Diplomatic and security sources told Reuters that Mali’s one-year-old military junta is close to recruiting the Wagner Group to supply mercenaries to train Mali’s military and protect senior officials.

France has launched a diplomatic drive to thwart the move.
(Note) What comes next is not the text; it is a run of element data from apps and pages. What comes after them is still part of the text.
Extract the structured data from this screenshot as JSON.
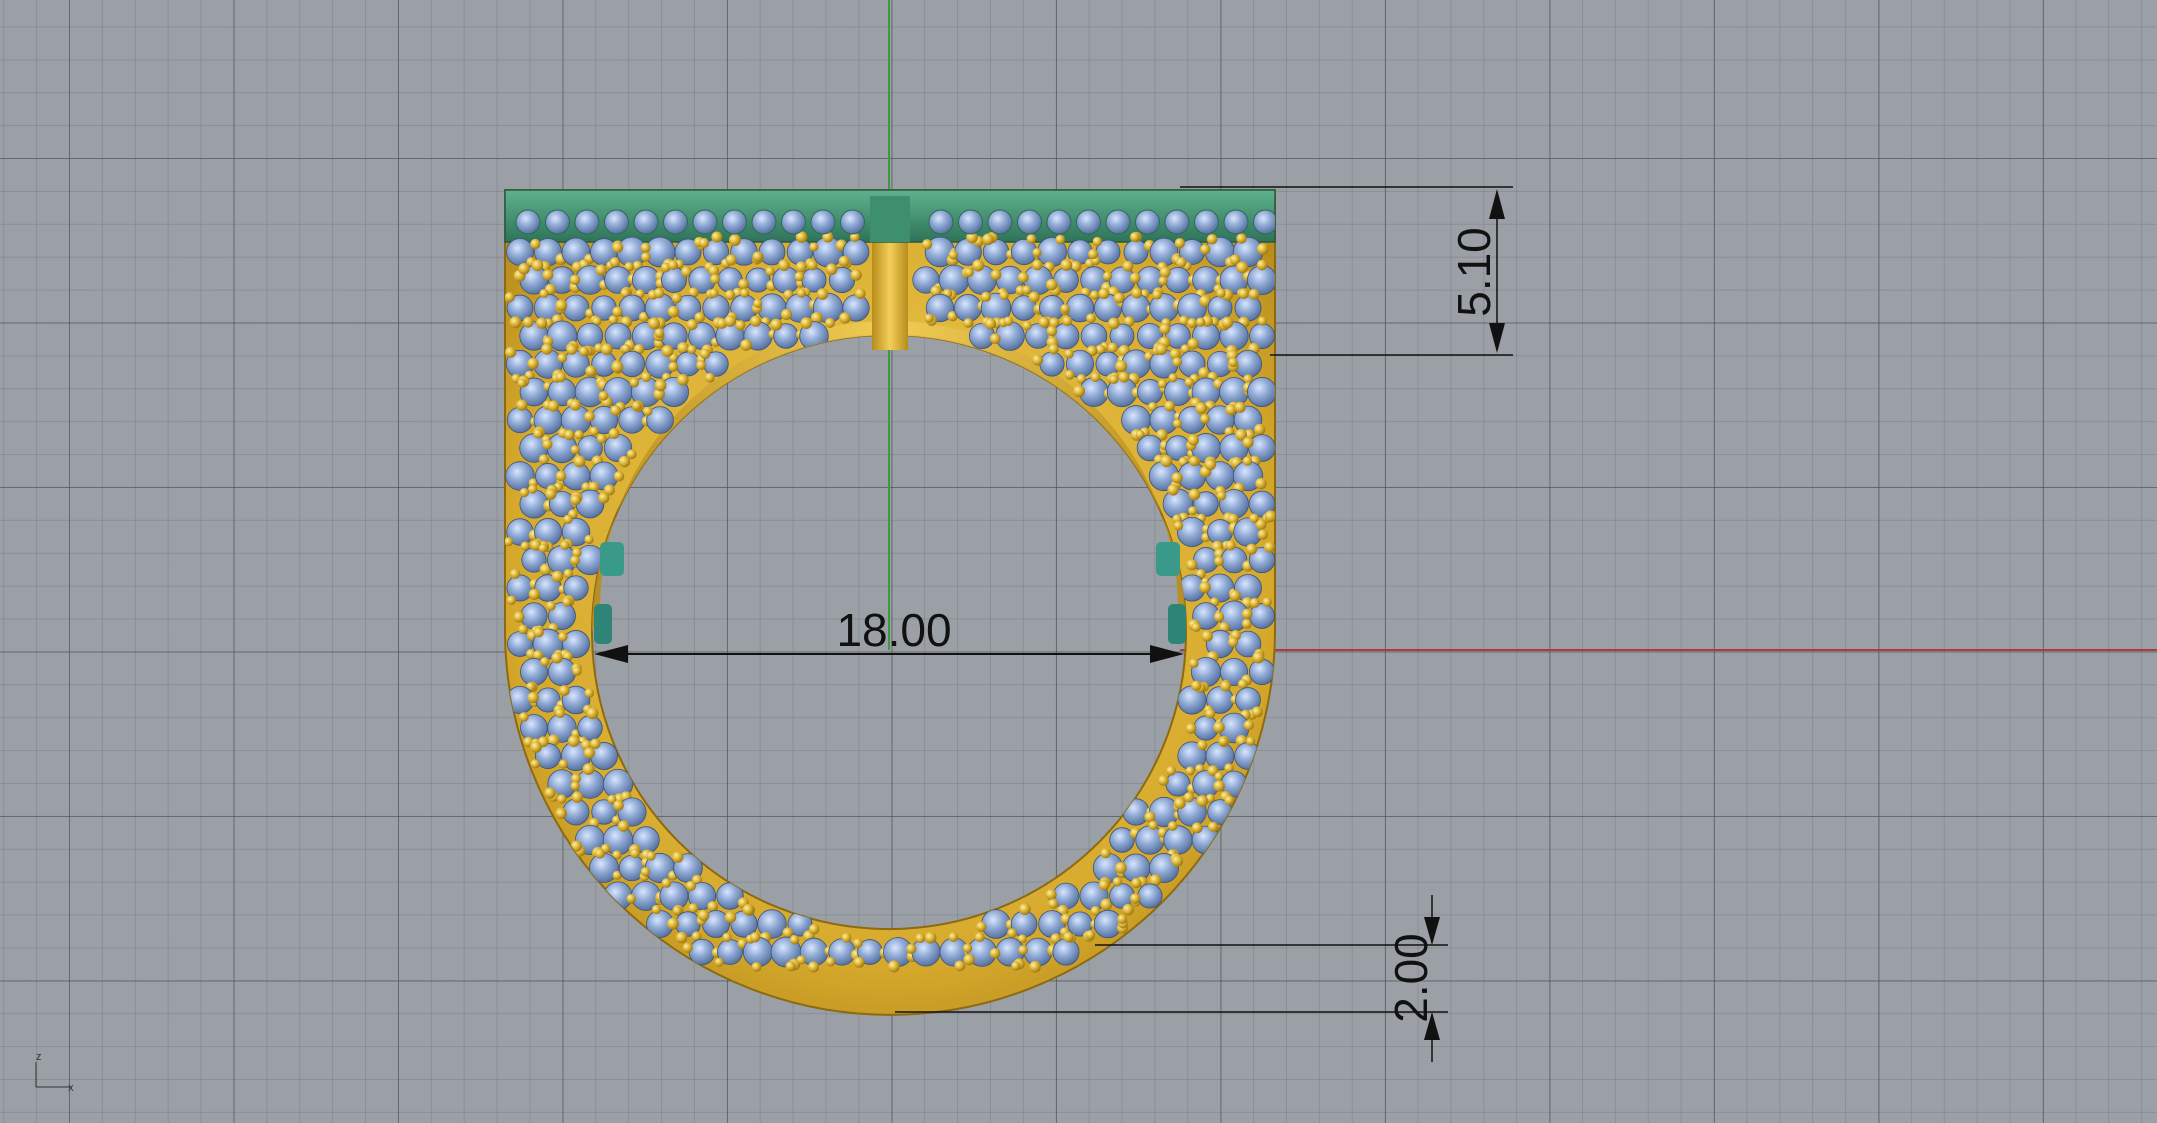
{
  "viewport": {
    "view": "Front",
    "background_color": "#9aa0a6",
    "axis_colors": {
      "x": "#b03a3a",
      "y": "#3f9a3f"
    }
  },
  "dimensions": {
    "top_band_height": "5.10",
    "inner_diameter": "18.00",
    "bottom_band_thickness": "2.00"
  },
  "axis_gizmo": {
    "x_label": "x",
    "z_label": "z"
  },
  "materials": {
    "metal": "#d9b23a",
    "gem": "#7f9cc6",
    "prong_top": "#3a8c6e"
  }
}
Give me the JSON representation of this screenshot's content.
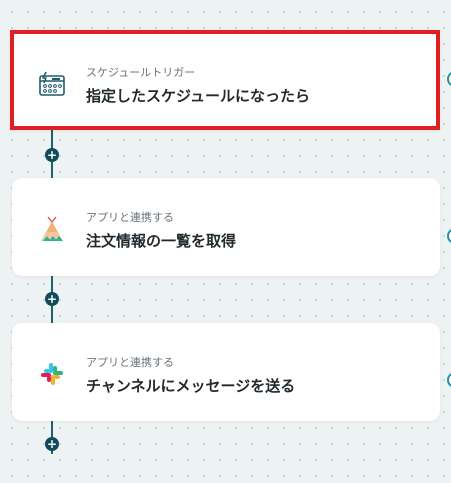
{
  "flow": {
    "steps": [
      {
        "subtitle": "スケジュールトリガー",
        "title": "指定したスケジュールになったら",
        "icon": "schedule-trigger-icon",
        "selected": true
      },
      {
        "subtitle": "アプリと連携する",
        "title": "注文情報の一覧を取得",
        "icon": "teepee-app-icon",
        "selected": false
      },
      {
        "subtitle": "アプリと連携する",
        "title": "チャンネルにメッセージを送る",
        "icon": "slack-icon",
        "selected": false
      }
    ],
    "add_button_label": "+"
  },
  "colors": {
    "selection_border": "#e02020",
    "connector": "#1f5f6e",
    "add_button": "#0f4b5b",
    "schedule_icon": "#1f5f6e",
    "background": "#edf2f3"
  }
}
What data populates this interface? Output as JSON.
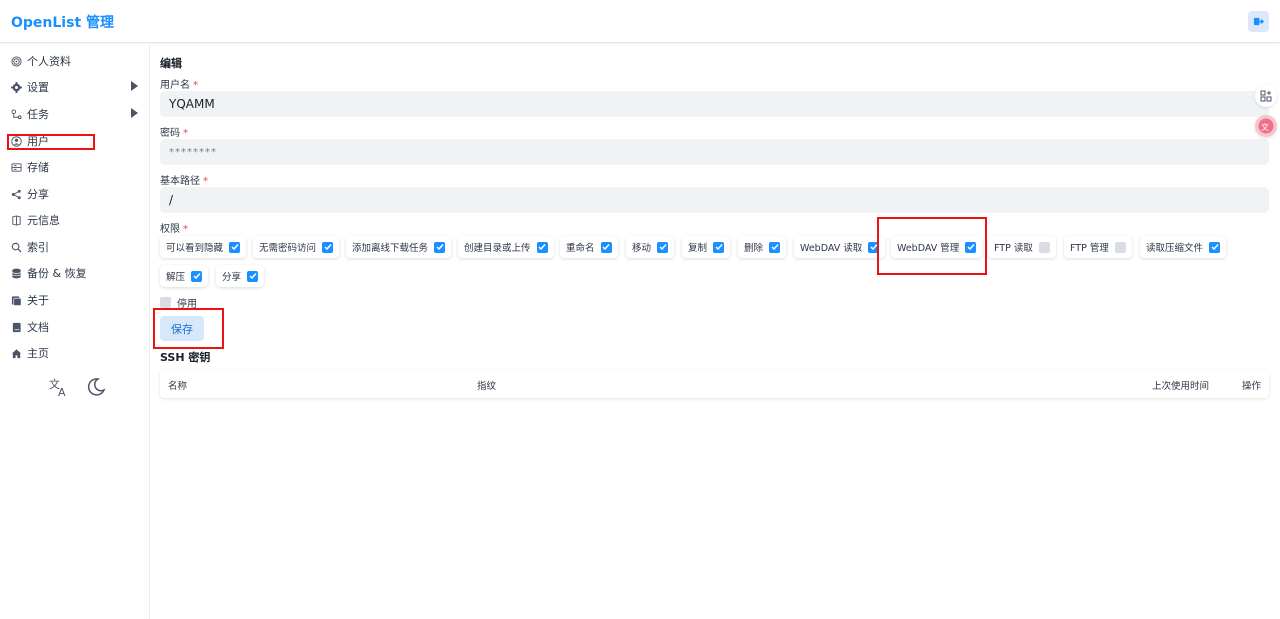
{
  "header": {
    "title": "OpenList 管理"
  },
  "sidebar": {
    "items": [
      {
        "label": "个人资料",
        "icon": "fingerprint-icon"
      },
      {
        "label": "设置",
        "icon": "gear-icon"
      },
      {
        "label": "任务",
        "icon": "tasks-icon"
      },
      {
        "label": "用户",
        "icon": "user-icon"
      },
      {
        "label": "存储",
        "icon": "storage-icon"
      },
      {
        "label": "分享",
        "icon": "share-icon"
      },
      {
        "label": "元信息",
        "icon": "meta-icon"
      },
      {
        "label": "索引",
        "icon": "search-icon"
      },
      {
        "label": "备份 & 恢复",
        "icon": "database-icon"
      },
      {
        "label": "关于",
        "icon": "about-icon"
      },
      {
        "label": "文档",
        "icon": "book-icon"
      },
      {
        "label": "主页",
        "icon": "home-icon"
      }
    ]
  },
  "form": {
    "section_title": "编辑",
    "username_label": "用户名",
    "username_value": "YQAMM",
    "password_label": "密码",
    "password_value": "********",
    "base_path_label": "基本路径",
    "base_path_value": "/",
    "permissions_label": "权限",
    "required_mark": "*",
    "permissions": [
      {
        "label": "可以看到隐藏",
        "checked": true
      },
      {
        "label": "无需密码访问",
        "checked": true
      },
      {
        "label": "添加离线下载任务",
        "checked": true
      },
      {
        "label": "创建目录或上传",
        "checked": true
      },
      {
        "label": "重命名",
        "checked": true
      },
      {
        "label": "移动",
        "checked": true
      },
      {
        "label": "复制",
        "checked": true
      },
      {
        "label": "删除",
        "checked": true
      },
      {
        "label": "WebDAV 读取",
        "checked": true
      },
      {
        "label": "WebDAV 管理",
        "checked": true
      },
      {
        "label": "FTP 读取",
        "checked": false
      },
      {
        "label": "FTP 管理",
        "checked": false
      },
      {
        "label": "读取压缩文件",
        "checked": true
      },
      {
        "label": "解压",
        "checked": true
      },
      {
        "label": "分享",
        "checked": true
      }
    ],
    "disable_label": "停用",
    "disable_checked": false,
    "save_label": "保存"
  },
  "ssh": {
    "title": "SSH 密钥",
    "columns": [
      "名称",
      "指纹",
      "上次使用时间",
      "操作"
    ]
  },
  "colors": {
    "accent": "#1890ff",
    "highlight_box": "#ee1111"
  }
}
Paris says it would be “incompatible” with a continued French presence.

West Africa’s main political bloc, ECOWAS, as well as other allies combating militants in the Sahel region, have also expressed concerns over the potential deal.

Mali’s military junta has said it will oversee a transition to democracy leading to elections in February 2022.

Mali says it can seek military help from anyone, despite French concern

Mali has the right to seek military support from whoever it wants, the prime minister said, after France and other foreign powers expressed alarm at a report that Bamako was approaching Russian mercenaries for assistance.

Prime Minister Choguel Maiga did not confirm whether the government was in talks with any other party in his comments that were released by a Malian news site, but diplomatic and security sources have told Reuters Mali’s government was close to a deal with a private Russian military contractor.

The sources said Russia’s Wagner Group would supply mercenaries to train Mali’s military and protect senior officials, based on the deal being negotiated.